If the United States fails to prepare the ANSF before U.S. troops leave the nation, Afghanistan will likely revert back to terrorism, Sopko warned. “Without adequate security, meaningful progress in Afghanistan is not possible,” Sopko said. “We need to ensure security or else everything we are trying to do will fall apart.”
“Afghanistan could also once again become a safe haven for al Qaeda and others that are determined to harm our nation,” he added.
Sopko’s complaints have attracted the attention of Senator Claire McCaskill (D-Mo.) reported the online St. Louis Beacon. McCaskill, a former Missouri state auditor, sent a letter to Sopko asking for more details and said she would “bring this fight to every corner of the federal government.”
“Our inspectors general are the eyes and ears of taxpayers within each federal agency — they’re the ones protecting our tax dollars from waste, and they’re the ones to call out federal officials for abuse of power,” McCaskill, said on May 10.
Sopko’s statements during his speech at the New American Foundation were continued in his talking points during an exclusive interview with the Fiscal Times last month. The Fiscal Times' writer David Francis wrote on April 26 that Sopko had charged that many projects in Afghanistan are simply not sustainable, and that “continuing to spend money on them results not just in a wasted fortune, but very real risks to nearly 70,000 American soldiers who are still there.”
“[The U.S. military, State Department and aid agencies] have not thought about sustainability,” Sopko said. “If you don’t think about that, you’re going to build a bridge and give it to the Afghans who can’t sustain it.”
Sopko also charged: “There’s pervasive corruption throughout the country.”
Reports issued by Sopko’s SIGAR found that millions of contracting dollars have ultimately ended up in the hands of the Taliban. The Fiscal Times recently reported that the Pentagon did not have the required protocols in place to prevent 80 percent of all contracts from getting into the hands of the enemy.
The Fiscal Times also referred to recent congressional testimony in which Sopko laid out criteria for evaluating whether a reconstruction program should continue. He summarized his criteria with the following seven questions:
• Does the project or program make a clear and identifiable contribution to our national interests or strategic objectives?
• Do the Afghans want it and need it?
• Has it been coordinated with other U.S. implementing agencies, with the Afghan government, and with other international donors?
• Do security conditions permit effective implementation and oversight?
• Does it have adequate safeguards to detect, deter, and mitigate corruption?
• Do the Afghans have the financial resources, technical capacity, and political will to sustain it?
• Have implementing agencies established meaningful, measurable metrics for determining successful project outcomes?
In Sopko’s opinion, if an agency can answer these basic questions in the affirmative, then the project should continue, but if not, the project should be reevaluated.
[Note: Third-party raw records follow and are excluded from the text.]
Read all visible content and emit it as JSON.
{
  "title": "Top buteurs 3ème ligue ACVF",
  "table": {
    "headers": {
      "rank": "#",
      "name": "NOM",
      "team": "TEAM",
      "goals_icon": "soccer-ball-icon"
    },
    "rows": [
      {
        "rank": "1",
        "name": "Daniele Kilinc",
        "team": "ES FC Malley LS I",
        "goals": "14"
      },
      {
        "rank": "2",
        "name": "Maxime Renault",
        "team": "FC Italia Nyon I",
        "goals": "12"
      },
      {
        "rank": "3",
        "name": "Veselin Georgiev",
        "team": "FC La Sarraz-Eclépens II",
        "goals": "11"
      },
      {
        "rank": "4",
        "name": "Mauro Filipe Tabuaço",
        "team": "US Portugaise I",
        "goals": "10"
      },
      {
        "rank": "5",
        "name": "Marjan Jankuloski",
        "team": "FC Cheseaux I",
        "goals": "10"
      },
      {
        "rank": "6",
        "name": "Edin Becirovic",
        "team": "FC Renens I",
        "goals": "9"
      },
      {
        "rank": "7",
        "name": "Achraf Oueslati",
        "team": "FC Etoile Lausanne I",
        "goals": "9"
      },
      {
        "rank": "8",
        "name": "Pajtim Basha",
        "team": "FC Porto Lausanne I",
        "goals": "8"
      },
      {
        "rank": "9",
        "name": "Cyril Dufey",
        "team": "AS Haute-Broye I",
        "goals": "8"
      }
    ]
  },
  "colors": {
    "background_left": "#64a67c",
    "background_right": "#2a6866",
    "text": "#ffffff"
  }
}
If, after reevaluation, said Sopko, an agency still wants to proceed with the project, it must provide justification.
While Inspector General Sopko’s recommendations may make sense from a purely fiscal standpoint, it appears that there is one important question missing from his list of questions: Is the project or program authorized by the U.S. Constitution?